As the spring buying season kicks into high gear, sellers are tidying up their properties, getting ready for a parade of interested buyers. But while straightening up a house is an important step to creating an inviting atmosphere, there can be other factors to consider.
“Sometimes…no amount of preparation can overcome something in the home that, rightly or wrongly, offends some buyers and gives them negative impressions of you and your house,” notes a recent article by RisMedia.
Buyers like to picture themselves living in the home they’re viewing. When that house is highly personalized, they can quickly feel alienated. Below are six elements to avoid:
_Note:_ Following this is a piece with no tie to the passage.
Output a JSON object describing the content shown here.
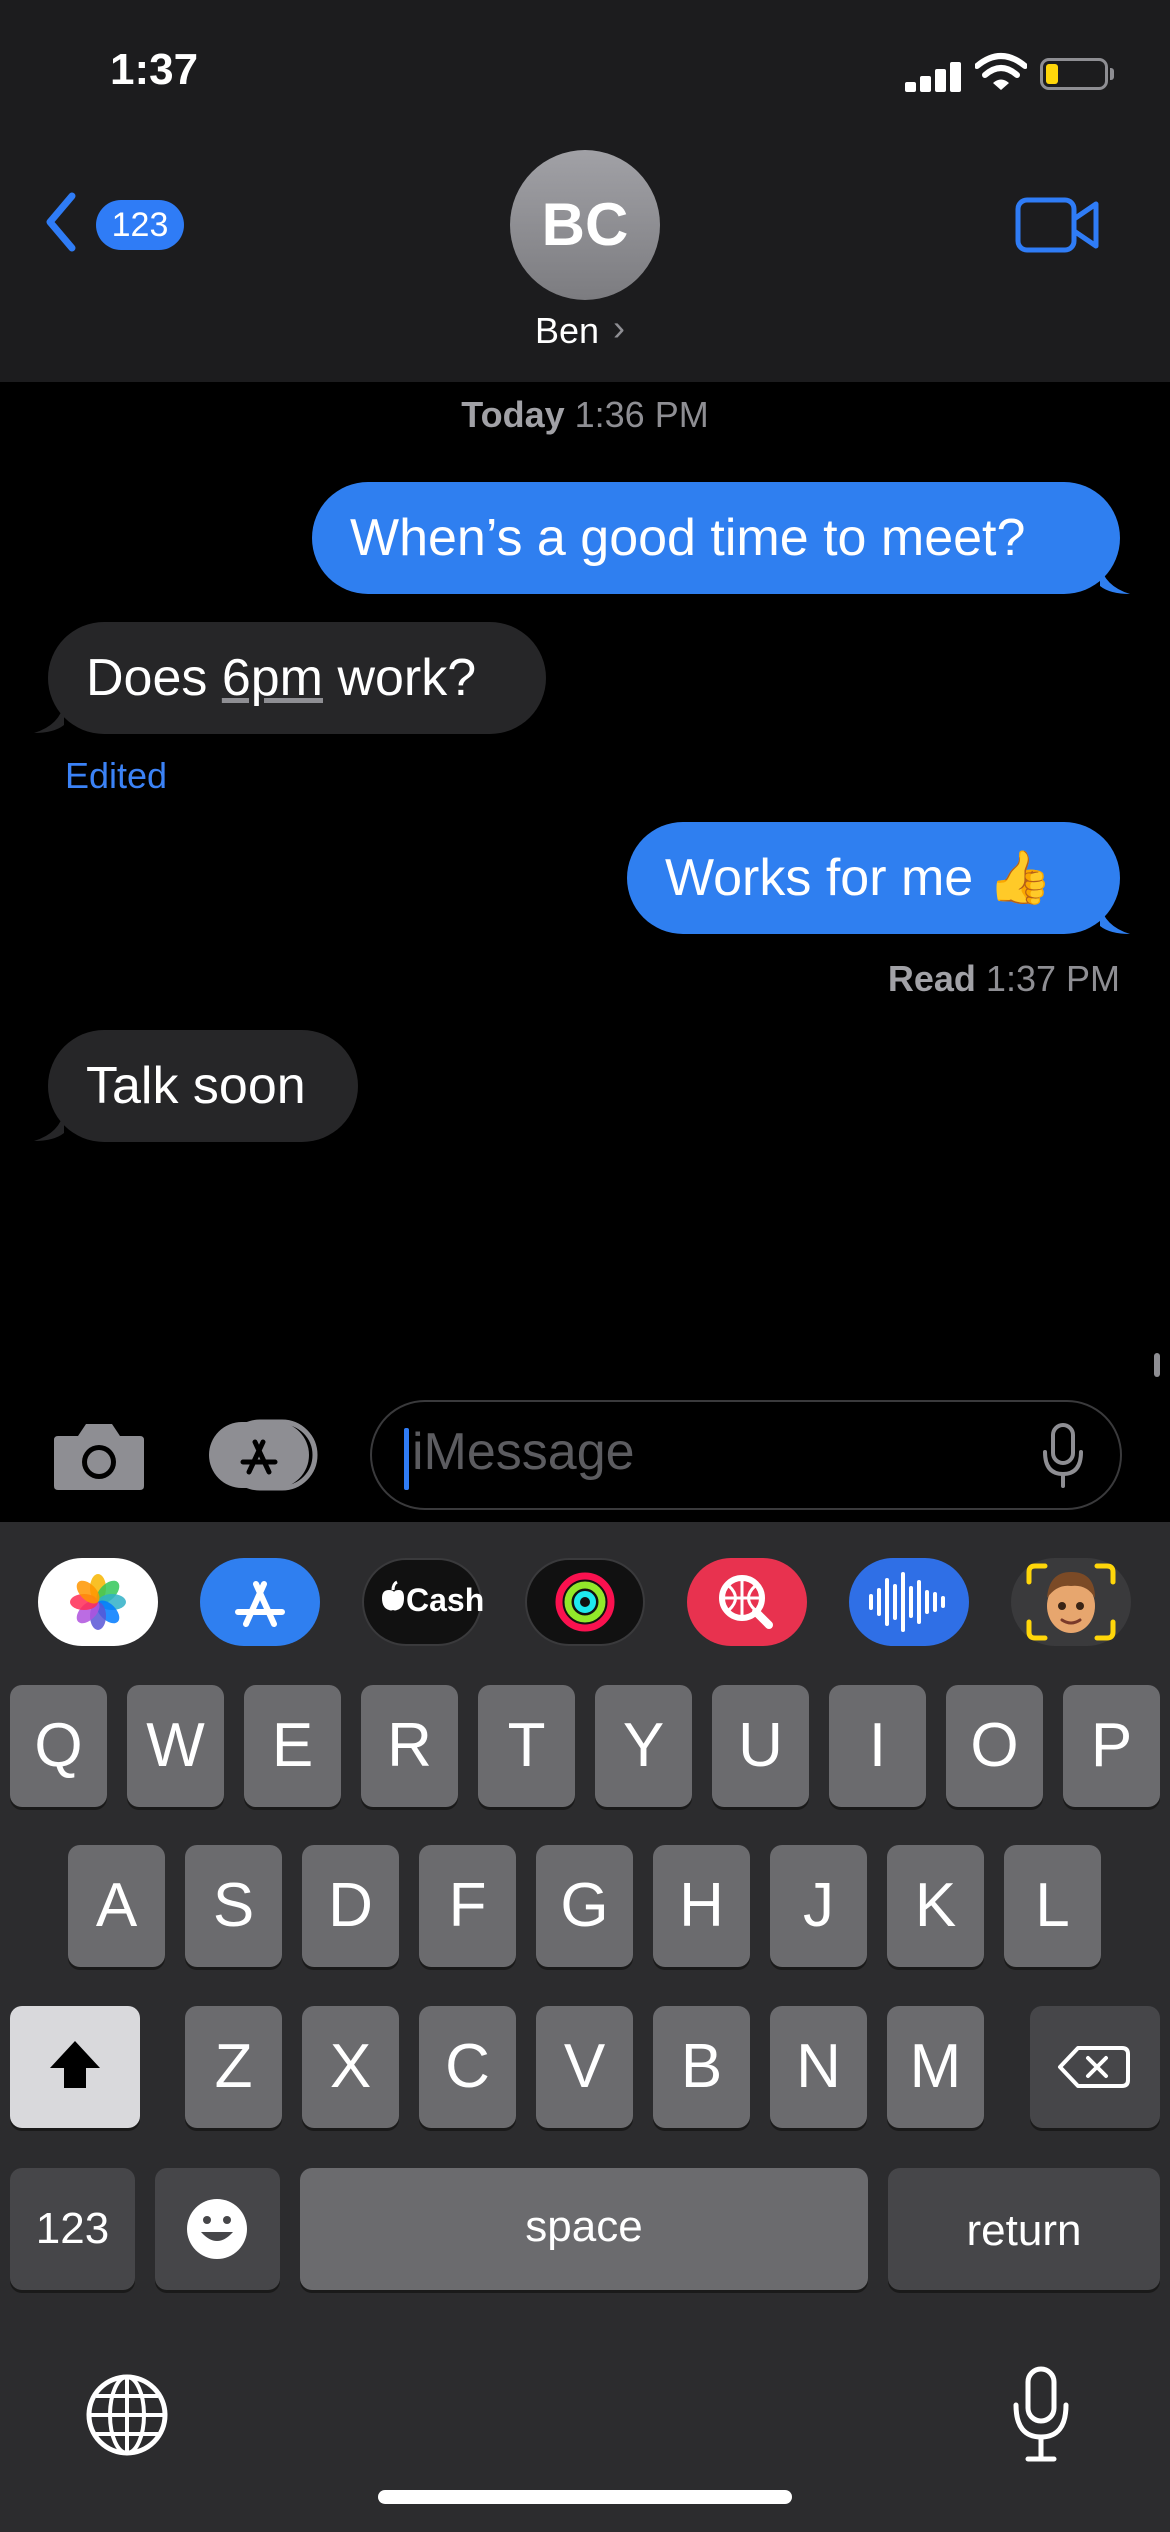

Live animals: Buyers won’t be as enamored with your pets as you are. It’s best to leave dogs outside or with a friend or relative during showings. Ditto dangerous or aggressive animals. (One agent recalled a listing where she encountered monkeys “that flung their feces when we would show the house”!) Also, eliminate pet odors by cleaning and airing litter box rooms, dog runs and other places your pet inhabits and remove food bowls, toys and any other evidence of pets.
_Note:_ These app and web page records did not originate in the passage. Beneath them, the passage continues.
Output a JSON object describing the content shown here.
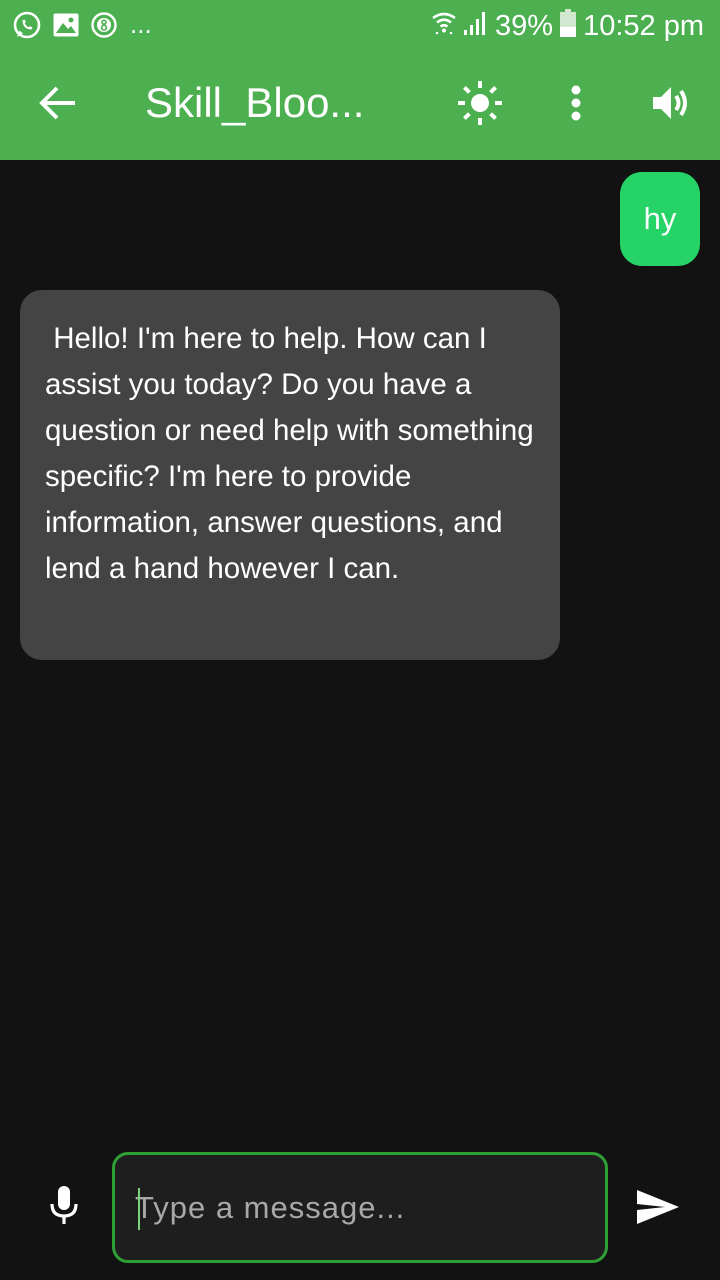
{
  "status_bar": {
    "left_icons": [
      "whatsapp-icon",
      "gallery-icon",
      "notification-badge-icon"
    ],
    "overflow_indicator": "...",
    "battery_percent": "39%",
    "time": "10:52 pm"
  },
  "app_bar": {
    "title": "Skill_Bloo...",
    "icons": [
      "back-arrow-icon",
      "brightness-icon",
      "more-vert-icon",
      "volume-icon"
    ]
  },
  "messages": [
    {
      "sender": "user",
      "text": "hy"
    },
    {
      "sender": "bot",
      "text": " Hello! I'm here to help. How can I assist you today? Do you have a question or need help with something specific? I'm here to provide information, answer questions, and lend a hand however I can."
    }
  ],
  "composer": {
    "placeholder": "Type a message...",
    "value": ""
  },
  "colors": {
    "app_bar": "#4caf50",
    "background": "#121212",
    "user_bubble": "#25d366",
    "bot_bubble": "#444444",
    "input_border": "#2ea036"
  }
}
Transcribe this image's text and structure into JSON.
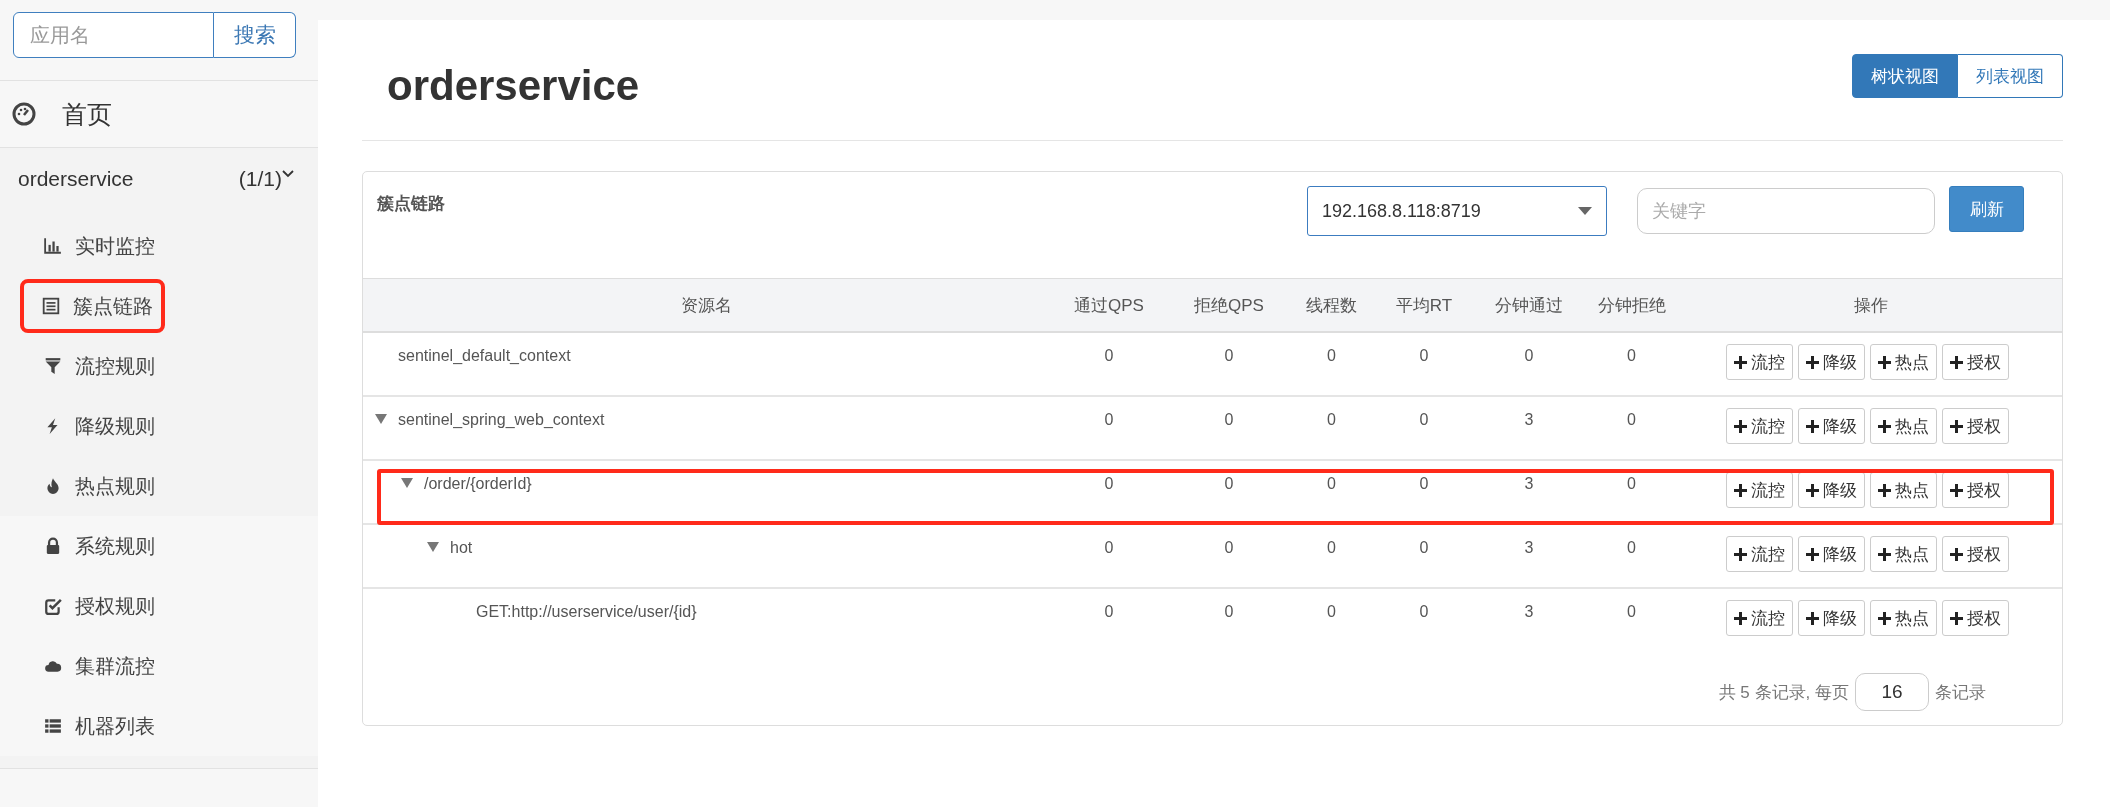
{
  "sidebar": {
    "search": {
      "placeholder": "应用名",
      "button": "搜索"
    },
    "home": {
      "label": "首页"
    },
    "app": {
      "name": "orderservice",
      "count": "(1/1)",
      "expanded": true,
      "items": [
        {
          "label": "实时监控",
          "highlighted": false
        },
        {
          "label": "簇点链路",
          "highlighted": true
        },
        {
          "label": "流控规则",
          "highlighted": false
        },
        {
          "label": "降级规则",
          "highlighted": false
        },
        {
          "label": "热点规则",
          "highlighted": false
        },
        {
          "label": "系统规则",
          "highlighted": false
        },
        {
          "label": "授权规则",
          "highlighted": false
        },
        {
          "label": "集群流控",
          "highlighted": false
        },
        {
          "label": "机器列表",
          "highlighted": false
        }
      ]
    }
  },
  "page": {
    "title": "orderservice",
    "views": [
      {
        "label": "树状视图",
        "selected": true
      },
      {
        "label": "列表视图",
        "selected": false
      }
    ]
  },
  "panel": {
    "title": "簇点链路",
    "machine": "192.168.8.118:8719",
    "keyword": {
      "placeholder": "关键字"
    },
    "refresh": "刷新",
    "table": {
      "columns": [
        "资源名",
        "通过QPS",
        "拒绝QPS",
        "线程数",
        "平均RT",
        "分钟通过",
        "分钟拒绝",
        "操作"
      ],
      "rows": [
        {
          "name": "sentinel_default_context",
          "values": [
            "0",
            "0",
            "0",
            "0",
            "0",
            "0"
          ],
          "actions": [
            "流控",
            "降级",
            "热点",
            "授权"
          ],
          "highlighted": false
        },
        {
          "name": "sentinel_spring_web_context",
          "values": [
            "0",
            "0",
            "0",
            "0",
            "3",
            "0"
          ],
          "actions": [
            "流控",
            "降级",
            "热点",
            "授权"
          ],
          "highlighted": false,
          "expanded": true,
          "children": [
            {
              "name": "/order/{orderId}",
              "values": [
                "0",
                "0",
                "0",
                "0",
                "3",
                "0"
              ],
              "actions": [
                "流控",
                "降级",
                "热点",
                "授权"
              ],
              "highlighted": true,
              "expanded": true,
              "children": [
                {
                  "name": "hot",
                  "values": [
                    "0",
                    "0",
                    "0",
                    "0",
                    "3",
                    "0"
                  ],
                  "actions": [
                    "流控",
                    "降级",
                    "热点",
                    "授权"
                  ],
                  "highlighted": false,
                  "expanded": true,
                  "children": [
                    {
                      "name": "GET:http://userservice/user/{id}",
                      "values": [
                        "0",
                        "0",
                        "0",
                        "0",
                        "3",
                        "0"
                      ],
                      "actions": [
                        "流控",
                        "降级",
                        "热点",
                        "授权"
                      ],
                      "highlighted": false
                    }
                  ]
                }
              ]
            }
          ]
        }
      ]
    },
    "pagination": {
      "prefix": "共 5 条记录, 每页",
      "page_size": "16",
      "suffix": "条记录"
    }
  }
}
Animal trophies: Elk heads, buffalo heads and other trophies may please the homeowner who bagged them, but buyers aren’t always comfortable with such items. Store any trophies until you move.
Flags: Some flags can make sellers unlikable to buyers. One agent recalls seeing a Nazi flag on the wall of a teenager’s bedroom. Another recounts showing African-American buyers a home in which a Confederate flag was displayed. RisMedia warns against any item that is “emotionally charged or polarizing.”
Sports memorabilia: Sports fans are passionate about the teams they love— and those they revile. Memorabilia of the wrong team can negatively color the buyer’s feelings about the homeowner.
Nudity: Nudity in baby pictures and artwork and, of course, pornography can turn off buyers.
Drugs: While marijuana is legal in Colorado, not everyone approves of pot and other drug use. In addition, the smell of marijuana can permeate a home. Remove all evidence of drug use.